:: Data for this exercise ::
⟨

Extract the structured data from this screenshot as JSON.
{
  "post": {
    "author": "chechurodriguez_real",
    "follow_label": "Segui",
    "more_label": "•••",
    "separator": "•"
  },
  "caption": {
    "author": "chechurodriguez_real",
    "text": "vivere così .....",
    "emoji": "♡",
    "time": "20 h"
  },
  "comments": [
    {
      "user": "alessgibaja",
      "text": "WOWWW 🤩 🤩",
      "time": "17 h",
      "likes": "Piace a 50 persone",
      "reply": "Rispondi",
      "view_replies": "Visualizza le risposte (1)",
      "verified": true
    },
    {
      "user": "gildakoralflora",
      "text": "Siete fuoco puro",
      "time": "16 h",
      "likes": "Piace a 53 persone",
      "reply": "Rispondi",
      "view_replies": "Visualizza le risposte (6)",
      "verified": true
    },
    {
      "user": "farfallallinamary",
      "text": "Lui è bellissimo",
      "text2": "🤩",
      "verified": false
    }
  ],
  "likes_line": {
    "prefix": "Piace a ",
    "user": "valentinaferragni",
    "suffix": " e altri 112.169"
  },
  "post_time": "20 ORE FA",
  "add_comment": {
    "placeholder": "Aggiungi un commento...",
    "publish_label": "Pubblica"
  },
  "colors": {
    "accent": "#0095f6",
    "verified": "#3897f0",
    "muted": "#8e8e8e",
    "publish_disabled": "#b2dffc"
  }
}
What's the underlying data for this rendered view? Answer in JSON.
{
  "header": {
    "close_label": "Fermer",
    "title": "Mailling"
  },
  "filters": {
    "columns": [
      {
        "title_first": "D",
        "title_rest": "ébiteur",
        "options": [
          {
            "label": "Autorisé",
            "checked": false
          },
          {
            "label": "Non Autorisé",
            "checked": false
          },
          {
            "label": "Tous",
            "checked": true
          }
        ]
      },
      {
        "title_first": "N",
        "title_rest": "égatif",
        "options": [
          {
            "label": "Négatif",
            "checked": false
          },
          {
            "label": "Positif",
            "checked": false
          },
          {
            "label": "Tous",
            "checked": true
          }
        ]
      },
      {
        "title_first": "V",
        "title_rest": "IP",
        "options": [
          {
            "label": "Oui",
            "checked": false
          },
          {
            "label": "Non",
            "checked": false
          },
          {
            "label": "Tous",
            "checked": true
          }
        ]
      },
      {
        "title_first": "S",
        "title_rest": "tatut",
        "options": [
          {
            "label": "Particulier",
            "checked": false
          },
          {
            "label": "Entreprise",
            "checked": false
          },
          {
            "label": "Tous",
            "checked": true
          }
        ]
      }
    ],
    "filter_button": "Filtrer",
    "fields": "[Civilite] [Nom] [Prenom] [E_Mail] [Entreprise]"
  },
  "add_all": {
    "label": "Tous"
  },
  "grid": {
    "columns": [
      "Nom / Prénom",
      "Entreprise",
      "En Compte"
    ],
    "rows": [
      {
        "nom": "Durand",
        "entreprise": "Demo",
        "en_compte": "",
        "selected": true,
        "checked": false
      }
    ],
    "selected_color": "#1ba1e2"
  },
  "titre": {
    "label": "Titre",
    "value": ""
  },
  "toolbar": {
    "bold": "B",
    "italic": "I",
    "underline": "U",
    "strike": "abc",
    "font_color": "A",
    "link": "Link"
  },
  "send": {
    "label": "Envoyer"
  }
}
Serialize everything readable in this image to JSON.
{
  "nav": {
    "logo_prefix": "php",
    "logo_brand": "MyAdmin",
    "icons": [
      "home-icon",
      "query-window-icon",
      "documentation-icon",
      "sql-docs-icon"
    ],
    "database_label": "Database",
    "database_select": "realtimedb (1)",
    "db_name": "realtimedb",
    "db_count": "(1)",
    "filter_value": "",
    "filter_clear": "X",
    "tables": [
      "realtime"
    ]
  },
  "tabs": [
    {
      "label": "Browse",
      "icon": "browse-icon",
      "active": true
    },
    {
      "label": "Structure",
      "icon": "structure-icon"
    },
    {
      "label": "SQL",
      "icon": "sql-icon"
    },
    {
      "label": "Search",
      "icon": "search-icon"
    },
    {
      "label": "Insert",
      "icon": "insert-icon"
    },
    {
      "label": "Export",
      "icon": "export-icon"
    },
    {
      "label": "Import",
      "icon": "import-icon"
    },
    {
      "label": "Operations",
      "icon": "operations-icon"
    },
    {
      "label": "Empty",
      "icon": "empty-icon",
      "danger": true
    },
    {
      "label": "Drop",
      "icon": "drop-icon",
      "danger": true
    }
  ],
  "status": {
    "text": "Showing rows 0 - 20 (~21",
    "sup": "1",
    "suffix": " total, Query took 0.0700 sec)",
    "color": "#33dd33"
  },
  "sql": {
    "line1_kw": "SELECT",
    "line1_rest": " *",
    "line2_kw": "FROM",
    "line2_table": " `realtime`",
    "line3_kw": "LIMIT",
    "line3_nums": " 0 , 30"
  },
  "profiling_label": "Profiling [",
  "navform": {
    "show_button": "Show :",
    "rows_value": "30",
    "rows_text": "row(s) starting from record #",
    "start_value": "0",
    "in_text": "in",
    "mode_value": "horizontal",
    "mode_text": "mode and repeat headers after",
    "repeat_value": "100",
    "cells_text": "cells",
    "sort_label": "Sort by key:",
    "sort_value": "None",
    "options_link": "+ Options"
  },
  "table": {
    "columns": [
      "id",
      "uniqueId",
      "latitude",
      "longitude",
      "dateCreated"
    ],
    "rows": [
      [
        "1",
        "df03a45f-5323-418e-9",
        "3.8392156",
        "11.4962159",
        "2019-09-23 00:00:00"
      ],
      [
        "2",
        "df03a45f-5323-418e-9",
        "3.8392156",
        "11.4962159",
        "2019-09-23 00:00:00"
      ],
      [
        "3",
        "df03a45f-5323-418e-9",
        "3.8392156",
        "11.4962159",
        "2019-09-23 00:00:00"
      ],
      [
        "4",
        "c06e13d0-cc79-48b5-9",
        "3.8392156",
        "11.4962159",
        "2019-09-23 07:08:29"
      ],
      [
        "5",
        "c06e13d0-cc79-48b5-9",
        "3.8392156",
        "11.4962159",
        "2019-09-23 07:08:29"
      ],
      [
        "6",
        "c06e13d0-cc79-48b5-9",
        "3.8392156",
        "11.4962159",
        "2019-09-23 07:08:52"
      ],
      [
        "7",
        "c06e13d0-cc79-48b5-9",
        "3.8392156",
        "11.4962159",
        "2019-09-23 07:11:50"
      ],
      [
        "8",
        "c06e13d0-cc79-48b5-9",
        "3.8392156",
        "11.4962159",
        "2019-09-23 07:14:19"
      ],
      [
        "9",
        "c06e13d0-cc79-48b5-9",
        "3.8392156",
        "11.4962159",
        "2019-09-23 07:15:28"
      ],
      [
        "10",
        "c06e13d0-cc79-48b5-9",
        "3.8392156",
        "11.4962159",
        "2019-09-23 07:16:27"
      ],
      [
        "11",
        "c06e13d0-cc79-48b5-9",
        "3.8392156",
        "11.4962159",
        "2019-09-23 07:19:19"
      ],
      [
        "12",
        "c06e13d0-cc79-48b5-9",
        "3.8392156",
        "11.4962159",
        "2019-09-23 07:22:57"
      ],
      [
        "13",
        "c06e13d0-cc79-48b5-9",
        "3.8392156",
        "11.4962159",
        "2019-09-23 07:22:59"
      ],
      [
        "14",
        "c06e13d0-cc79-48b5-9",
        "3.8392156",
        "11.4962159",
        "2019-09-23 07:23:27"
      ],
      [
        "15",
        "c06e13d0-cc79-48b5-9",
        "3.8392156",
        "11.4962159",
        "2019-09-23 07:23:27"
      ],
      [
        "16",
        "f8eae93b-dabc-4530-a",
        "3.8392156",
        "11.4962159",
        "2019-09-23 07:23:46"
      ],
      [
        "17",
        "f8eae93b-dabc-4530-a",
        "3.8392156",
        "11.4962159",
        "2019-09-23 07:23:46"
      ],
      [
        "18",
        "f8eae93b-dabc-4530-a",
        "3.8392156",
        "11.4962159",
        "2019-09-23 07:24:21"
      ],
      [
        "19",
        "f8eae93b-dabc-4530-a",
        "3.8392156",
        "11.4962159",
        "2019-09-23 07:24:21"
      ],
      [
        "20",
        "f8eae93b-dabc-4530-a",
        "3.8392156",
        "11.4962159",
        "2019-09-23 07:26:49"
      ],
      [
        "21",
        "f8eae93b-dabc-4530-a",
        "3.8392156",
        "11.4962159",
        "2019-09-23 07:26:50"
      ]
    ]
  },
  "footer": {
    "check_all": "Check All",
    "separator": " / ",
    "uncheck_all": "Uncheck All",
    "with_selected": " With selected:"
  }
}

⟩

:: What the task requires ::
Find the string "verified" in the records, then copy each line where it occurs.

:: Problem solution ::
      "verified": true
      "verified": true
      "verified": false
    "verified": "#3897f0",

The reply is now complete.